Originally Posted by jailbait
Some distributions use .profile and some use .bashrc.
Nope. (Reasons below).
Originally Posted by bach-fiend
What names the startup files have and in what order they are tried is something I have to look up every time I need it. Besides depending on the flavor of shell (Bash, Korn, Bourne, C etc) it can also depend on what you use the shell for. For example is this instance of the shell going to be your login shell? An interactive shell that is NOT the login shell? Just a shell script?
Yes. Hence, to the original poster I say: read the man page for the shell you are using.
The initialization files do not depend on the distro, but in the shell you use and how you use it (login vs. non login, interactive or not, special parameters passed, etc.), hence. For bash, you should be looking at ~/.bashrc for interactive but non-login shell. If you really mean an interactive login shell then it will first source /etc/profile if it exists, and after that it will source one and only one
of ~/.bash_profile, ~/.bash_login, and ~/.profile, only the first one will be used, even if it's empty, so, if ~/.bash_profile is there, ~/.profile will never be read by bash.

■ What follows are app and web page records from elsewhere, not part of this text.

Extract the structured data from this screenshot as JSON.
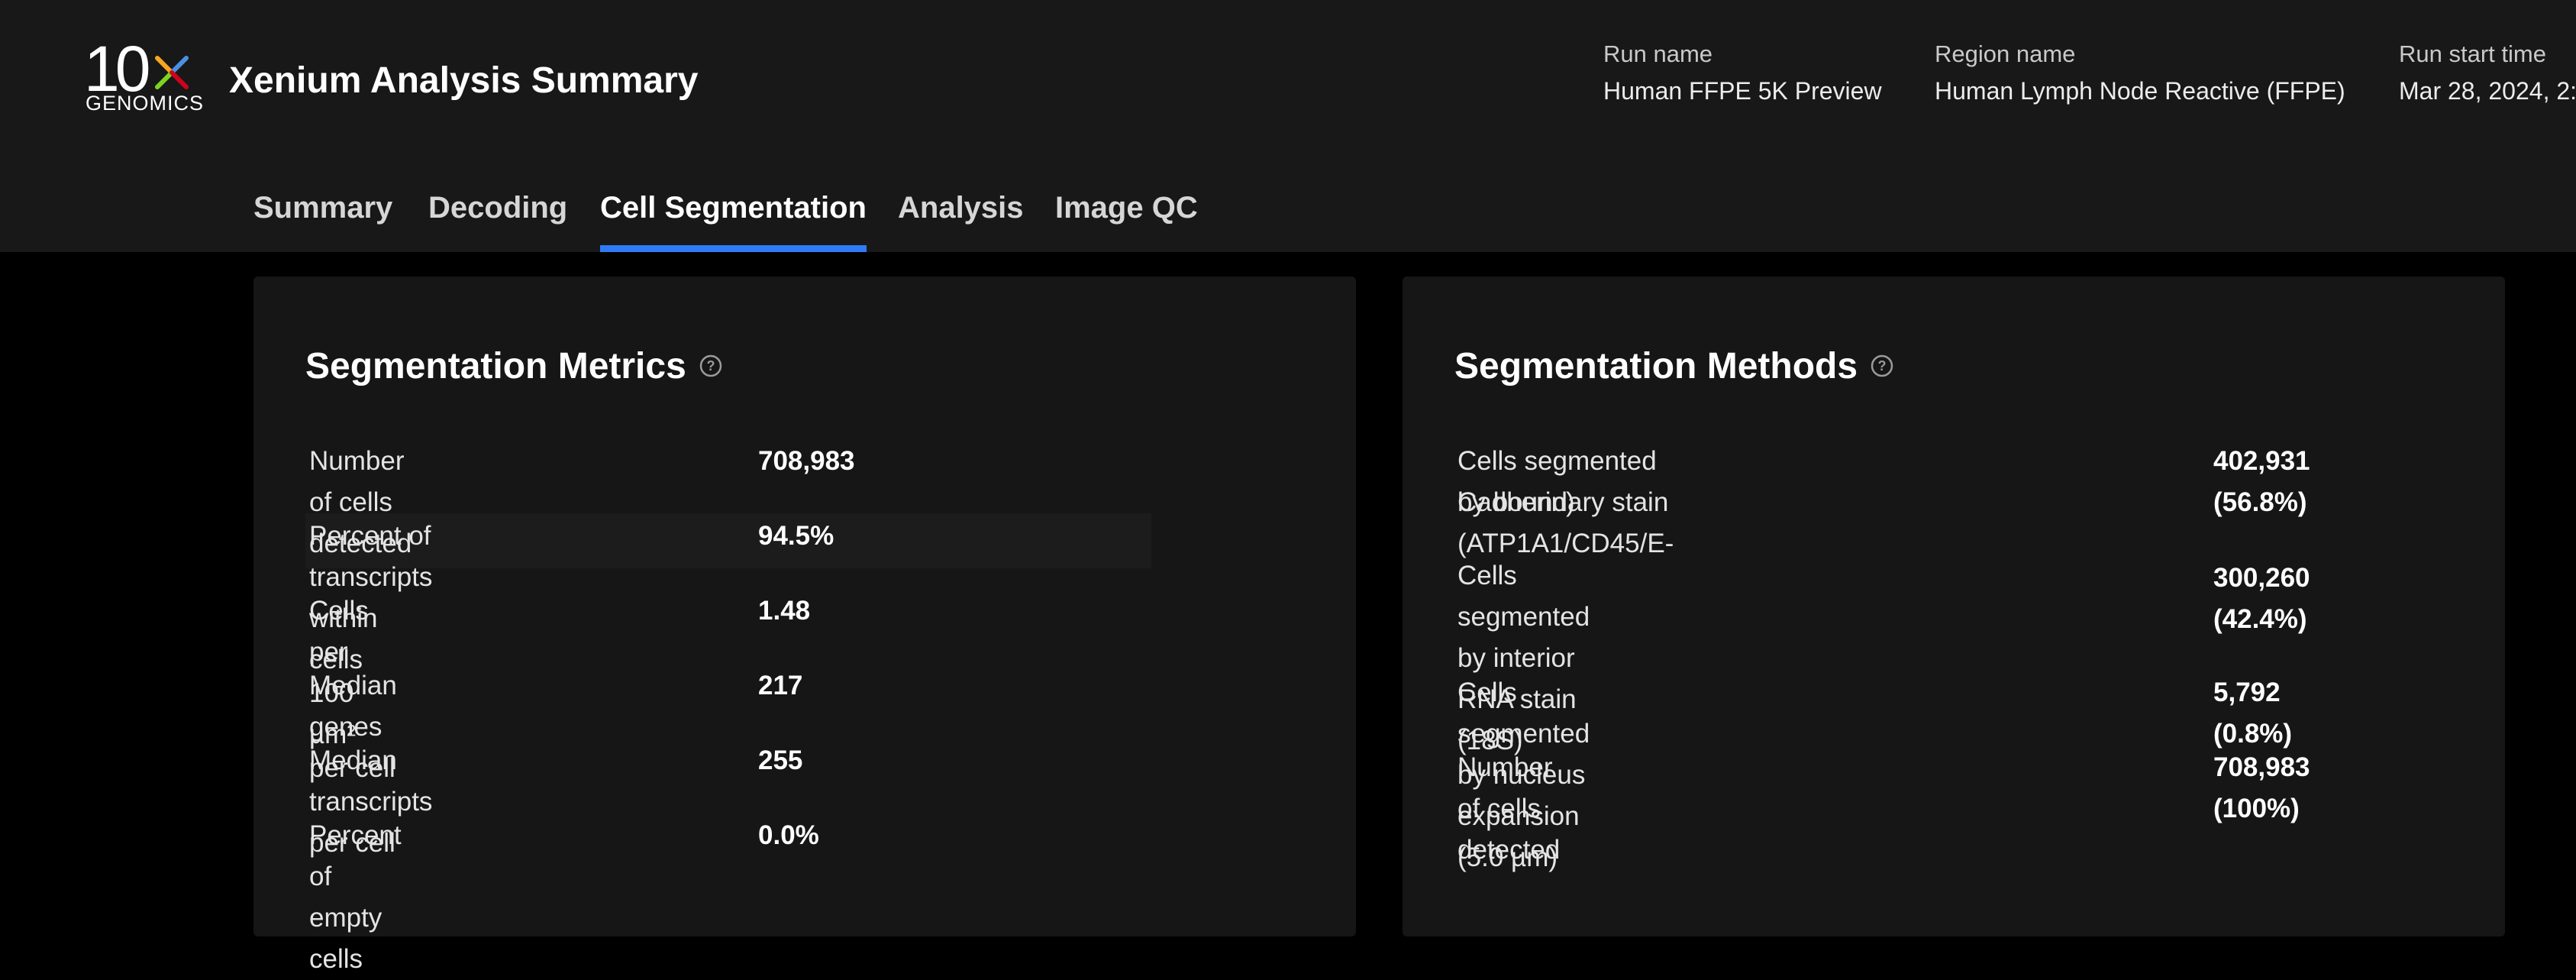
{
  "header": {
    "logo_main": "10x",
    "logo_sub": "GENOMICS",
    "title": "Xenium Analysis Summary",
    "run_name_label": "Run name",
    "run_name_value": "Human FFPE 5K Preview",
    "region_name_label": "Region name",
    "region_name_value": "Human Lymph Node Reactive (FFPE)",
    "run_start_label": "Run start time",
    "run_start_value": "Mar 28, 2024, 2:"
  },
  "tabs": [
    "Summary",
    "Decoding",
    "Cell Segmentation",
    "Analysis",
    "Image QC"
  ],
  "active_tab": "Cell Segmentation",
  "metrics": {
    "title": "Segmentation Metrics",
    "rows": [
      {
        "label": "Number of cells detected",
        "value": "708,983"
      },
      {
        "label": "Percent of transcripts within cells",
        "value": "94.5%"
      },
      {
        "label": "Cells per 100 µm²",
        "value": "1.48"
      },
      {
        "label": "Median genes per cell",
        "value": "217"
      },
      {
        "label": "Median transcripts per cell",
        "value": "255"
      },
      {
        "label": "Percent of empty cells",
        "value": "0.0%"
      }
    ]
  },
  "methods": {
    "title": "Segmentation Methods",
    "rows": [
      {
        "label_line1": "Cells segmented by boundary stain (ATP1A1/CD45/E-",
        "label_line2": "Cadherin)",
        "value_line1": "402,931",
        "value_line2": "(56.8%)"
      },
      {
        "label_line1": "Cells segmented by interior RNA stain (18S)",
        "label_line2": "",
        "value_line1": "300,260",
        "value_line2": "(42.4%)"
      },
      {
        "label_line1": "Cells segmented by nucleus expansion (5.0 µm)",
        "label_line2": "",
        "value_line1": "5,792 (0.8%)",
        "value_line2": ""
      },
      {
        "label_line1": "Number of cells detected",
        "label_line2": "",
        "value_line1": "708,983",
        "value_line2": "(100%)"
      }
    ]
  },
  "colors": {
    "accent": "#2f7bf5",
    "background": "#000000",
    "panel": "#161616",
    "header": "#181818"
  }
}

That and more is in the bash man page, so read it, specially the section titled "INVOCATION". Other shells will follow different rules, so if you don't use bash, read the man page for your shell.